Report how many lines below contain the word "icon", giving the number and no other words.
★ ★ ★ ★ ★
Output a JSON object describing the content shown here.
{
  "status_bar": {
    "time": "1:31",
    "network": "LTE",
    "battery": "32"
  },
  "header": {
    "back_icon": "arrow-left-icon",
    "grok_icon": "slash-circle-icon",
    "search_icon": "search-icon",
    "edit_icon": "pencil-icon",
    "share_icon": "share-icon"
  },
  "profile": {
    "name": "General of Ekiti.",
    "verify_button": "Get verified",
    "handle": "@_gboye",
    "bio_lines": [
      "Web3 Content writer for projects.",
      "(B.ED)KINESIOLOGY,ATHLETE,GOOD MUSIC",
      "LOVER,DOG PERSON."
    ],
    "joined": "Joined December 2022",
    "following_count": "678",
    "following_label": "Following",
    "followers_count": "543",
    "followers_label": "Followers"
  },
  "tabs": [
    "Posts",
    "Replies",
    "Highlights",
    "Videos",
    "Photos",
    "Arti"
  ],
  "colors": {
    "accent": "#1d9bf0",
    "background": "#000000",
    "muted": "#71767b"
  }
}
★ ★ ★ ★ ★
**RESPONSE:** 5